• “Square One,” Tom Petty (from 2006’s “Highway Companion”)—Again, territory covered already in RELEVANT. A stunning return to glory. After all these years and all those hits, you’d think he’d be incapable of adding another classic to the repertoire. Think again.

• “Store Bought Bones,” The Raconteurs (from 2006’s “Broken Boy Soldiers”)—Jack White and Brendan Benson call down the hammer of the gods in this all-out rocker. Unveiled online well before the album release, “Bones” built up expectations for this side project that ultimately went unfulfilled. The record was really good, but it just wasn’t quite as momentous an occasion as I was expecting/hoping for. Still wish I had caught these guys on the road, though; word is they put on an awesome show.

• “The Train,” OutKast (from 2006’s “Idlewild”)—Big Boi, you’ve outdone yourself with this one. Funny enough, my favorite part is right before the last chorus when, in a quiet aside, Big Boi tells the backup singers, “I can take it from here, ladies. Y’all have done a good deed tonight.”

• “You Don’t Love Me,” Kooks (from 2006’s “Inside In/Inside Out”)—No need to reprint anything from RELEVANT. This album will always stick out to me because I heard about it while spending a week in England for work. I hadn’t heard of them before (because the album had just dropped in the UK about a month prior and had yet to hit the States), so I wandered around Staines one night looking for a CD shop and picked this album up, based on a local recommendation. Excellent advice.

• “Walk On (UK Single Version),” U2 (from 2001’s “Walk On” single)—I place this song at the end of the list (slightly out of order) because it works perfectly as a closer—as proved during the 2001 Elevation Tour. U2 is pissing me off right now, though, with this ridiculous “18 Singles” compilation that just hit the shelves this week. I understand it’s probably a record-label thing or a way to garner new fans or whatever, but at least let the diehards buy the two new songs individually off iTunes—no such luck. There’s no way I’m buying yet another version of “Where the Streets Have No Name” or “One.”
Anyway, the real reason I put this version of “Walk On” here is it helped me this year realize my favorite word in all of language is “hallelujah.” For those that haven’t heard it, this remixed version is far superior to the original album cut off 2000’s “All That You Can’t Leave Behind” because in the final minute the band breaks into a hallelujah chorus; it’s one of my favorite sections of any U2 song.
When used in the context of real praise and said/sung with conviction (as the band does here, brilliantly), I can’t think of a more beautiful word, a word that not only represents a powerful notion, but embodies its sentiment just in the way it’s uttered.
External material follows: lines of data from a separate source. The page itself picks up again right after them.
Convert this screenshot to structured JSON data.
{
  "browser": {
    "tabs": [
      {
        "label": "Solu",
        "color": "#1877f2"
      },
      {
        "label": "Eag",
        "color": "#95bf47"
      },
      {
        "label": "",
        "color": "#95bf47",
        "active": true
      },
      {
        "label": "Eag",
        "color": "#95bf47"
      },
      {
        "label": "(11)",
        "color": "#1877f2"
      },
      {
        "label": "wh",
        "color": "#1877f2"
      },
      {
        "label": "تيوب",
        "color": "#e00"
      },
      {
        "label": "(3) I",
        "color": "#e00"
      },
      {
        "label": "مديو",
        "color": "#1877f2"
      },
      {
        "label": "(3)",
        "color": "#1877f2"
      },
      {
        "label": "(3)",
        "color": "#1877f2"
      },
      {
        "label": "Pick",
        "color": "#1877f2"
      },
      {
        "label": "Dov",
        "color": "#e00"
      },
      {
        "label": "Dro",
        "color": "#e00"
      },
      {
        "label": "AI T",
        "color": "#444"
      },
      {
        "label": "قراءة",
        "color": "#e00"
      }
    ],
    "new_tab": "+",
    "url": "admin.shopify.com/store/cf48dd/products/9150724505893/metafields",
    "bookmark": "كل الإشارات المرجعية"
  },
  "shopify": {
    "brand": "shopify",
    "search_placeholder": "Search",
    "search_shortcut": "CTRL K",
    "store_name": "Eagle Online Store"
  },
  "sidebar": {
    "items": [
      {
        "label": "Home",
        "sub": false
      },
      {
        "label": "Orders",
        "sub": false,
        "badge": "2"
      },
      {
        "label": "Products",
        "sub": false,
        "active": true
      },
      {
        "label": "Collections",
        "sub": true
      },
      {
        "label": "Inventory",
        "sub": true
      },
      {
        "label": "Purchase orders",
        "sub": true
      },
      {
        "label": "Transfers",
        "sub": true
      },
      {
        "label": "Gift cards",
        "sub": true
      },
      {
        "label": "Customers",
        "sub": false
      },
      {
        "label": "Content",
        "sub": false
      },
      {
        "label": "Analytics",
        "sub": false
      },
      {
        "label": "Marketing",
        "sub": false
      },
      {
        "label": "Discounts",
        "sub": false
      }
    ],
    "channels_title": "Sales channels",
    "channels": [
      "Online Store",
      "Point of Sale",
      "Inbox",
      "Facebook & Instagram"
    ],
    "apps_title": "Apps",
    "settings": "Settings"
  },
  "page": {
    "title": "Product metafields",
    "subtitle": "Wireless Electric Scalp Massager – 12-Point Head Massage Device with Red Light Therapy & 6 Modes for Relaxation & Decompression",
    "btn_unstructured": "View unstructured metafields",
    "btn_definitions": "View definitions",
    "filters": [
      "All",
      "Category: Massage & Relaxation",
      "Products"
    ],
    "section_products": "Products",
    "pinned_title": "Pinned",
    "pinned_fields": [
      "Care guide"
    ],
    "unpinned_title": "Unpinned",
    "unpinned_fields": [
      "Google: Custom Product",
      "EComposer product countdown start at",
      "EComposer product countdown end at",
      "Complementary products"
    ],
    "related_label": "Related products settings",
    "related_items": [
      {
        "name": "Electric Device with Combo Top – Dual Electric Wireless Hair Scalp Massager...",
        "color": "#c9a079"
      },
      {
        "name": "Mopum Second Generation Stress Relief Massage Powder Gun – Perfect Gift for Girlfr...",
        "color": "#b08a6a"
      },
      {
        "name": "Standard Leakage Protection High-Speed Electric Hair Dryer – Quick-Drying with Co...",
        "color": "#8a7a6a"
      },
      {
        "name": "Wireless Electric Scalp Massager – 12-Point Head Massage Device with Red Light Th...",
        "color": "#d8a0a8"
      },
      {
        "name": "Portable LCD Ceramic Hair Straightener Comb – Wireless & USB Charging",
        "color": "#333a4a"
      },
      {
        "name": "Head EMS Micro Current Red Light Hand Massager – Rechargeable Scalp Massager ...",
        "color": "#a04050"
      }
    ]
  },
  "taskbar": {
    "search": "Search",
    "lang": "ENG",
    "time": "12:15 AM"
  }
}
It gives me gooseflesh.

Thursday, November 02, 2006

Kweller, Kooks, and The Killers

RELEVANT has posted my capsule reviews for the new Ben Kweller album (A-), the Kooks (B+), and The Killers (B). You can read them here.